* **What is required**
A faithful copy of all the data is required; pictures should not be included.
*** Given records ***
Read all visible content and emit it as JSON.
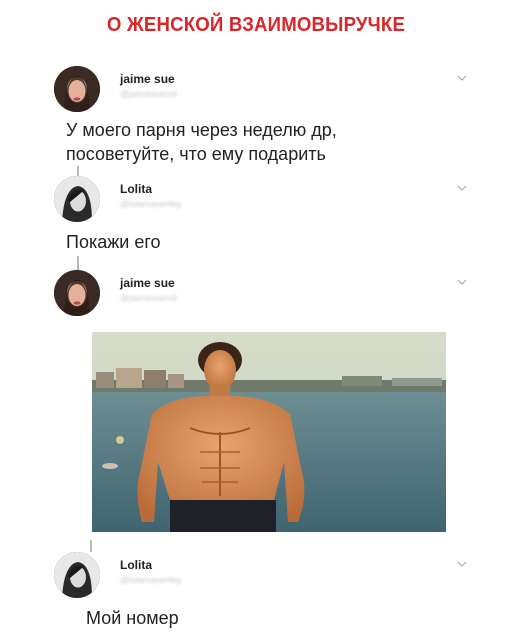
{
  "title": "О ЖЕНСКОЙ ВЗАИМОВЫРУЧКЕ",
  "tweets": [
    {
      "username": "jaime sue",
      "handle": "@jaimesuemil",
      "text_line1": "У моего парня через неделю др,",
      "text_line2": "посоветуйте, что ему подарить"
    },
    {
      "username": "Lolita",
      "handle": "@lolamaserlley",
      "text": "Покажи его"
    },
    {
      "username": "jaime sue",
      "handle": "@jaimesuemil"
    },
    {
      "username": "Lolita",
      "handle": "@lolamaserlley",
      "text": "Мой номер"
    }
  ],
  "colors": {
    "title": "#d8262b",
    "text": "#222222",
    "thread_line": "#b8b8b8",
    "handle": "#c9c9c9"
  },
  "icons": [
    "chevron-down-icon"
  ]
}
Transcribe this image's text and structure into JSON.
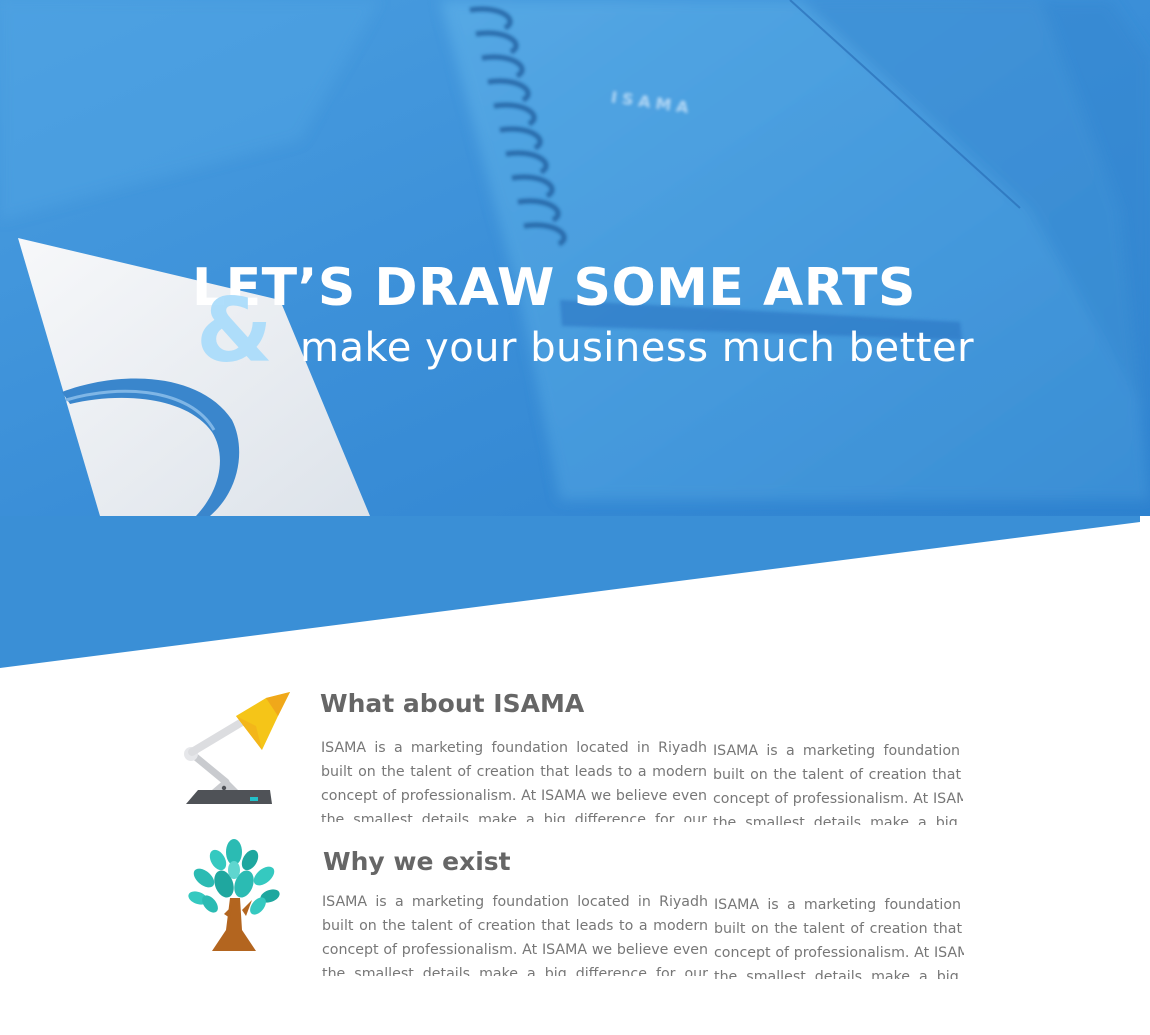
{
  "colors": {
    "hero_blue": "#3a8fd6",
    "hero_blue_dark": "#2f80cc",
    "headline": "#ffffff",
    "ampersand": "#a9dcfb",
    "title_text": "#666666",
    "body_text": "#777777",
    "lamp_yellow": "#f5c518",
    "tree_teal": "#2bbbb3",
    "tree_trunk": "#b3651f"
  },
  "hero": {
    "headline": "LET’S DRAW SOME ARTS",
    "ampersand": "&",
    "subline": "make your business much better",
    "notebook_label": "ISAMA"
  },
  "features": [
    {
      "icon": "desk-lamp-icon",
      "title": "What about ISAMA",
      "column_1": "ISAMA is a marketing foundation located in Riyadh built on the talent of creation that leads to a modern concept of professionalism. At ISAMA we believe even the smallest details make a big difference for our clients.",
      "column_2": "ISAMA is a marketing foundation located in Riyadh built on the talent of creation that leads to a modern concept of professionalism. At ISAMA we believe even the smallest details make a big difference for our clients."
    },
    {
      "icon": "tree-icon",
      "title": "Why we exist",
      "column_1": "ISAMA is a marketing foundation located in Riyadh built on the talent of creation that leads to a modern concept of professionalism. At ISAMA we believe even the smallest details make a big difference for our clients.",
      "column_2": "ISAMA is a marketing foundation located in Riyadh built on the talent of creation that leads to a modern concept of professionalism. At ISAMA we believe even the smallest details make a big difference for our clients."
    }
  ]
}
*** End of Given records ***
* **Final answer**
Read all visible content and emit it as JSON.
{
  "title": "О ЖЕНСКОЙ ВЗАИМОВЫРУЧКЕ",
  "tweets": [
    {
      "username": "jaime sue",
      "handle": "@jaimesuemil",
      "text_line1": "У моего парня через неделю др,",
      "text_line2": "посоветуйте, что ему подарить"
    },
    {
      "username": "Lolita",
      "handle": "@lolamaserlley",
      "text": "Покажи его"
    },
    {
      "username": "jaime sue",
      "handle": "@jaimesuemil"
    },
    {
      "username": "Lolita",
      "handle": "@lolamaserlley",
      "text": "Мой номер"
    }
  ],
  "colors": {
    "title": "#d8262b",
    "text": "#222222",
    "thread_line": "#b8b8b8",
    "handle": "#c9c9c9"
  },
  "icons": [
    "chevron-down-icon"
  ]
}
Transcribe this image's text and structure into JSON.
{
  "colors": {
    "hero_blue": "#3a8fd6",
    "hero_blue_dark": "#2f80cc",
    "headline": "#ffffff",
    "ampersand": "#a9dcfb",
    "title_text": "#666666",
    "body_text": "#777777",
    "lamp_yellow": "#f5c518",
    "tree_teal": "#2bbbb3",
    "tree_trunk": "#b3651f"
  },
  "hero": {
    "headline": "LET’S DRAW SOME ARTS",
    "ampersand": "&",
    "subline": "make your business much better",
    "notebook_label": "ISAMA"
  },
  "features": [
    {
      "icon": "desk-lamp-icon",
      "title": "What about ISAMA",
      "column_1": "ISAMA is a marketing foundation located in Riyadh built on the talent of creation that leads to a modern concept of professionalism. At ISAMA we believe even the smallest details make a big difference for our clients.",
      "column_2": "ISAMA is a marketing foundation located in Riyadh built on the talent of creation that leads to a modern concept of professionalism. At ISAMA we believe even the smallest details make a big difference for our clients."
    },
    {
      "icon": "tree-icon",
      "title": "Why we exist",
      "column_1": "ISAMA is a marketing foundation located in Riyadh built on the talent of creation that leads to a modern concept of professionalism. At ISAMA we believe even the smallest details make a big difference for our clients.",
      "column_2": "ISAMA is a marketing foundation located in Riyadh built on the talent of creation that leads to a modern concept of professionalism. At ISAMA we believe even the smallest details make a big difference for our clients."
    }
  ]
}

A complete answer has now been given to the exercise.